Without question, one of the most exquisitely beautiful and powerful animals on this planet is the Malayan Tiger. While I may have nearly been a small supper for one of these critically endangered felines, my adoration and respect does not waver. I was on a substantial hike, alone, in the Taman Negara rainforest in Northeastern Malaysia, approximately 100 miles northeast of Kuala Lumpur. It’s an impressively diverse ecosystem and is considered to be either  the world’s oldest or second oldest tropical rainforest at between 110 – 140 million years old. Many extraordinary species of flora and fauna call Taman Negara home, including the Malayan Tiger. On my third day of trekking, I was following the Tahan river towards my next shelter for the night, taking a few detours at potential wildlife viewing points along the way. I drastically underestimated the distance to my next stop, and also had had a bit of an incident with some leeches that got into my boots and attempted to suck me dry, a time-consuming matter to remove and try to clean-up. So night fell, and I was continuing along the trail slowly by flashlight, when I heard some rustling. This was followed by the most terrifying, bone-trembling sound I had, or have ever, heard. It felt like it was coming from directly next to my left ear, and while the growling lasted for somewhere between 10 and 20 seconds, it felt like an eternity as I stood there frozen. I switched off the flashlight, sat down on the bank of the trail, and awaited the inevitable. I sat there the entire night, and I don’t think I blinked once. Minus the loud roar at the beginning of this audio, something very similar to this sound, to give an idea:

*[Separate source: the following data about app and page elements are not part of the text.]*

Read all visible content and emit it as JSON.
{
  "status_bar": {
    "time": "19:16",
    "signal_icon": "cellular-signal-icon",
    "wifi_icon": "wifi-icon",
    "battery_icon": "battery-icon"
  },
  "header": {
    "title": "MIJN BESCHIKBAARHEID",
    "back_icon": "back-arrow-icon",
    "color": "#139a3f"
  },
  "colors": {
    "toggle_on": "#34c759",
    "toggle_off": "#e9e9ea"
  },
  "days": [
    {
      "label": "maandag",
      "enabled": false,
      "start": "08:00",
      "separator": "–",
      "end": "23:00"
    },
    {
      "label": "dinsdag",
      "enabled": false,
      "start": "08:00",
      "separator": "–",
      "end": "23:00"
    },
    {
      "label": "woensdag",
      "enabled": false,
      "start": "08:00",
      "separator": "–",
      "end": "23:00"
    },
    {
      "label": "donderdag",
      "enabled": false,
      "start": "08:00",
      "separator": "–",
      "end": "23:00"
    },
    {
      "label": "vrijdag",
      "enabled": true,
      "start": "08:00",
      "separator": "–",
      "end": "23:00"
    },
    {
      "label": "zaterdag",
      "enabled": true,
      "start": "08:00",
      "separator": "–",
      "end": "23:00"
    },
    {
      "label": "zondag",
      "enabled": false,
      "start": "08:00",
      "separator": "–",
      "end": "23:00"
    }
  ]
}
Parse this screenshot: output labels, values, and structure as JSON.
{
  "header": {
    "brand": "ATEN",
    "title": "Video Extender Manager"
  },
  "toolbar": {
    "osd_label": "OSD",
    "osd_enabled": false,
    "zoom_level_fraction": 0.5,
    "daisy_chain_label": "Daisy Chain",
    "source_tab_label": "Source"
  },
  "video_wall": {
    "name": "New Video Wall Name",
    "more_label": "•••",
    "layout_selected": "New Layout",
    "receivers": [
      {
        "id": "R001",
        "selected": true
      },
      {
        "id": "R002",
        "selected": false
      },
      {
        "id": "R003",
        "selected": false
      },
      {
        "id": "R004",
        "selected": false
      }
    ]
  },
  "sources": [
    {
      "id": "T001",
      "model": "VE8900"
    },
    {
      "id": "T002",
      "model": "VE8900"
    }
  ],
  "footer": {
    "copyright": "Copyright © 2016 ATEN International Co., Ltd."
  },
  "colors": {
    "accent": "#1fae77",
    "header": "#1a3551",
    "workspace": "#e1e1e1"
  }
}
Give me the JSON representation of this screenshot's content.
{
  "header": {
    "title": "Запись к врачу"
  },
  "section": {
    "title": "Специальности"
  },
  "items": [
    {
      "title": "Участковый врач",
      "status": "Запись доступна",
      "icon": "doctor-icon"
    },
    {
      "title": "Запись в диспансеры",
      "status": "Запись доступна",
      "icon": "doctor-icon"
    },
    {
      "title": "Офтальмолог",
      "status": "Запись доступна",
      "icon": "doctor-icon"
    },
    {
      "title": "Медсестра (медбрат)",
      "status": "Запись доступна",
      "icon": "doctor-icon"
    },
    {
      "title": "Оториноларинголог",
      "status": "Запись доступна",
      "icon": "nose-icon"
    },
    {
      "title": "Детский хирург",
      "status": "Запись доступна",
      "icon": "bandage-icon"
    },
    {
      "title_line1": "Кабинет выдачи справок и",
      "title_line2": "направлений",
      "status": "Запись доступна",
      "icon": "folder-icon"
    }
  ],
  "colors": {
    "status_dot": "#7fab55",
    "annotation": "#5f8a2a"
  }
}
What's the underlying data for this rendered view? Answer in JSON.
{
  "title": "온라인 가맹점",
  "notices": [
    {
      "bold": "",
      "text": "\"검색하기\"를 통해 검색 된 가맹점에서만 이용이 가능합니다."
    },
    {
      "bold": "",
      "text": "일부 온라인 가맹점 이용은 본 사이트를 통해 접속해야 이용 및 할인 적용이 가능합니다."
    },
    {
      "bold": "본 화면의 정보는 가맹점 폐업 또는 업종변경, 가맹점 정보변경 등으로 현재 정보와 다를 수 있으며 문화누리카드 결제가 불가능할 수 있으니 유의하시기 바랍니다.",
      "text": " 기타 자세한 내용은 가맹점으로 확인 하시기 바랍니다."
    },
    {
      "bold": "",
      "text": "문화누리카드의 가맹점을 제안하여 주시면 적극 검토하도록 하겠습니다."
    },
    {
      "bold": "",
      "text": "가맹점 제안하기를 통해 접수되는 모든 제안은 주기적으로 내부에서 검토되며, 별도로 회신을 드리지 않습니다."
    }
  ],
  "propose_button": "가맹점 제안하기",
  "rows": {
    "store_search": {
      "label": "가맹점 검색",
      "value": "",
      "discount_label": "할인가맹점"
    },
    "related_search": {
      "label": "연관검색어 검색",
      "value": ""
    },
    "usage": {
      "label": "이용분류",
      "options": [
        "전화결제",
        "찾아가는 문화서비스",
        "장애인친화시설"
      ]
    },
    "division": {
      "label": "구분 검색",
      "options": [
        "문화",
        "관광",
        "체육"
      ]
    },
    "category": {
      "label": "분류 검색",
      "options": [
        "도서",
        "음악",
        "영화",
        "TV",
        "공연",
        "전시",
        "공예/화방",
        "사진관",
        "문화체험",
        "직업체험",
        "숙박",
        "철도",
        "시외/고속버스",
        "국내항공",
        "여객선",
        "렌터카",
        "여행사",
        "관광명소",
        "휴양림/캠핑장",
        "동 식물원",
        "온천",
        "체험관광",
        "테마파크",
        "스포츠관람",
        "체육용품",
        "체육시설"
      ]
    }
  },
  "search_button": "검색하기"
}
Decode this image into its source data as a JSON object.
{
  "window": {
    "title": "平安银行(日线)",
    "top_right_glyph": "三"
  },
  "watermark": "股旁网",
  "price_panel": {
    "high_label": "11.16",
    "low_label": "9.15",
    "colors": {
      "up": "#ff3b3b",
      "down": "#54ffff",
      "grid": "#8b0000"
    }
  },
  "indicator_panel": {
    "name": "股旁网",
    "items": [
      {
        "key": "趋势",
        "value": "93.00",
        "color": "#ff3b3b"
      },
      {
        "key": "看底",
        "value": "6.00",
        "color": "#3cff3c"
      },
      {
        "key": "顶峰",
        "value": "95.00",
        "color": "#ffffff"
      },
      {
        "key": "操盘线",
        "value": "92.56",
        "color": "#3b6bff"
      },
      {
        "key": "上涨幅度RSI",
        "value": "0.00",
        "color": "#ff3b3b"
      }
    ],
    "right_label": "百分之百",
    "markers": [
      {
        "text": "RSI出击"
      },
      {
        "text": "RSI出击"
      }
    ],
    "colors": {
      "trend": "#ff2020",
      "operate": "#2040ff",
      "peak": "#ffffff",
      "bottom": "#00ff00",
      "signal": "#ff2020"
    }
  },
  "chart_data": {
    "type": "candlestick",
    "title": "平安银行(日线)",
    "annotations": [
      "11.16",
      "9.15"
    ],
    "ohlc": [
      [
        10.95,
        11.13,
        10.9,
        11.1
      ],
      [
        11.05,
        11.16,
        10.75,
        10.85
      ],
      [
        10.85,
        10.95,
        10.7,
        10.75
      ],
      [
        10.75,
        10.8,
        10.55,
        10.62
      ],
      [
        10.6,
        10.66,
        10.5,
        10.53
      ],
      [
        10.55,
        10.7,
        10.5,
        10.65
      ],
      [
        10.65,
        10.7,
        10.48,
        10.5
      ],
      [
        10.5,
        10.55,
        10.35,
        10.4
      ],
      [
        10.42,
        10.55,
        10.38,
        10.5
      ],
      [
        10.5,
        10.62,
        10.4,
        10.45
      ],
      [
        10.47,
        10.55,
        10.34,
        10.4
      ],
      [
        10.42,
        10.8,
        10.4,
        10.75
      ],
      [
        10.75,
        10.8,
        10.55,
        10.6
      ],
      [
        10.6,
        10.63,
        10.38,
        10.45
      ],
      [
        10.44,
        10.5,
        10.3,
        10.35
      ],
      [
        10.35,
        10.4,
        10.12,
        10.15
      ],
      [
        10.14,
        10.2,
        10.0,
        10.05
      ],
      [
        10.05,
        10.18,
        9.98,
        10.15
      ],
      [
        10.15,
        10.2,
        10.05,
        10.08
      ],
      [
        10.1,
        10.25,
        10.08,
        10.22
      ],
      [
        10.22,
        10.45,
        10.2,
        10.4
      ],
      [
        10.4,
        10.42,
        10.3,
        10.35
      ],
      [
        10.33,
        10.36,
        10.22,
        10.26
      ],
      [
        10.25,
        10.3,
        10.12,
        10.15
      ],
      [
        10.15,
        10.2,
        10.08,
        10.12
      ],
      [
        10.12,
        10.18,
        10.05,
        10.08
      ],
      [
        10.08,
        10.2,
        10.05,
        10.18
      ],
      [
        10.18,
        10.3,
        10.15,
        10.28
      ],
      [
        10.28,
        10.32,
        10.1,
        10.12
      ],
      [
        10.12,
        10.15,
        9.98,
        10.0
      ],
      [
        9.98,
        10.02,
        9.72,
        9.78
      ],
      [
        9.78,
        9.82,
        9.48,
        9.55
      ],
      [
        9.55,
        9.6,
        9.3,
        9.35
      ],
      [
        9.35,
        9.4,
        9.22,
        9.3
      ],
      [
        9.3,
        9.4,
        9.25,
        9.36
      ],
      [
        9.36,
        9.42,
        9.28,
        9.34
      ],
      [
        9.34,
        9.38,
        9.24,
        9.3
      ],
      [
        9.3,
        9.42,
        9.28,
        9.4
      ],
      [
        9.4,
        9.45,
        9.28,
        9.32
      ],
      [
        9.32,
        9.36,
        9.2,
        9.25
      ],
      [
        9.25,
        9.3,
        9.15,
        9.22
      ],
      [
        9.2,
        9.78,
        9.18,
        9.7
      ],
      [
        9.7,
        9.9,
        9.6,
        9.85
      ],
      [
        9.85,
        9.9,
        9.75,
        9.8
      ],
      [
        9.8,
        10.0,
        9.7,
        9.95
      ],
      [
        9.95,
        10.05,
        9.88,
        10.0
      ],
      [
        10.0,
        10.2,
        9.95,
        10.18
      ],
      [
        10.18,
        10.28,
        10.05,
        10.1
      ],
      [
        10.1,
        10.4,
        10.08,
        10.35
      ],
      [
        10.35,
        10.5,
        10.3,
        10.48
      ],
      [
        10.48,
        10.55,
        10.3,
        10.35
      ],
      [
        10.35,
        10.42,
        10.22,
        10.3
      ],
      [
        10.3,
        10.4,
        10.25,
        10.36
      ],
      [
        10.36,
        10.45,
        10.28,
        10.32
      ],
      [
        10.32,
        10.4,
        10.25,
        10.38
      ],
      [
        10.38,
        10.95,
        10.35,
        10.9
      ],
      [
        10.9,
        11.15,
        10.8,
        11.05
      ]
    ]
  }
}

So while I could not see anything, I think I can say with confidence that my companion was one of the 250-350 remaining Malayan Tigers in the world.

“Strong Silence” – Oil on Canvas -Vannessa Circe

These marvelous animals have been poached to near-extinction, not to mention the effects that ecological changes and habitat fragmentation have had on their environments, as well as the loss of much of their food supply due to much-the-same reasons. I’ll address here more the poaching of Tigers overall, as it’s a much more easily identifiable and controllable risk to their extinction than climate-change analysis and the infringement of agricultural lands on former forest and jungle habitats, for example. The commercial poaching (and big game hunting, another useless act of arrogance) of wild animals is a particularly despicable act, but it’s difficult to not place the poaching of Tigers at the top of the egregious list. Tigers are the largest cat species in the world (Malayan Tigers being slightly smaller than their Bengal and Siberian counterparts), can carry up to 1,000 pounds and inflict a bite of 1050 psi on its prey (I’m pretty pleased that I was left alone, that sounds like it hurts…). So needless to say, this silent stalker is one of the strongest animals in the world. But poachers, who use tactics ranging from baiting to impalement, reduce these millions of years of evolution and survival to meals for the gluttonous and superstitious rich, and manufactured Tiger bone, eye and tail medicines. 100 years ago there were approximately 100,000 Tigers living in their natural habitats. Now, there are as few as 3,000 Tigers overall, with some subspecies of Tigers already extinct (the Bali Tiger, the Caspian Tiger [which was principally eliminated by Russian hunters], and the Java Tiger), and others very near extinction, such as the Malayan Tiger, the Siberian Tiger and the Sumatran Tiger. In traditional Chinese “medicine,” Tiger penis is considered to be a strong aphrodisiac and treatment for erectile dysfunction, and the varying ways that it is consumed is astounding. In China, $5,000 may be able to get you a fresh Tiger penis soup, while in Southeast Asia you may be able to find dried Tiger penis wine, or French Cognac with dried Tiger penis and testicles soaked for months. The penis is the most acclaimed and expensive part of the Tiger’s body for cuisine, but the rest of its body, after it is poached and slaughtered, also finds its way onto the gourmet food and traditional medicine markets, especially, but not exclusively, in China. The whiskers are considered a treatment for toothaches, the eyeballs help with convulsions, the tail when mixed with soap helps cure skin cancer and the bones at the tip of that tail help ward off ghosts. These and a range of other unsubstantiated “uses” act as excuses for killing these creatures. Young tigers are also captured to be raised as pets, and to breed future generations of human entertainment. At this point, the vast majority of present-day living Tigers live in captivity, whether as pets and entertainment (many “Zoo’s” included), as future parts for the black market, or as part of more well-intentioned, but often controversial, conservation efforts.   With all the things that my species has done to this strong, silent and in so many ways, superior species, I almost feel like I should have been a Tiger-meal in Taman Negara. Perhaps he wanted me to tell his tale, or more likely I just didn’t smell appealing.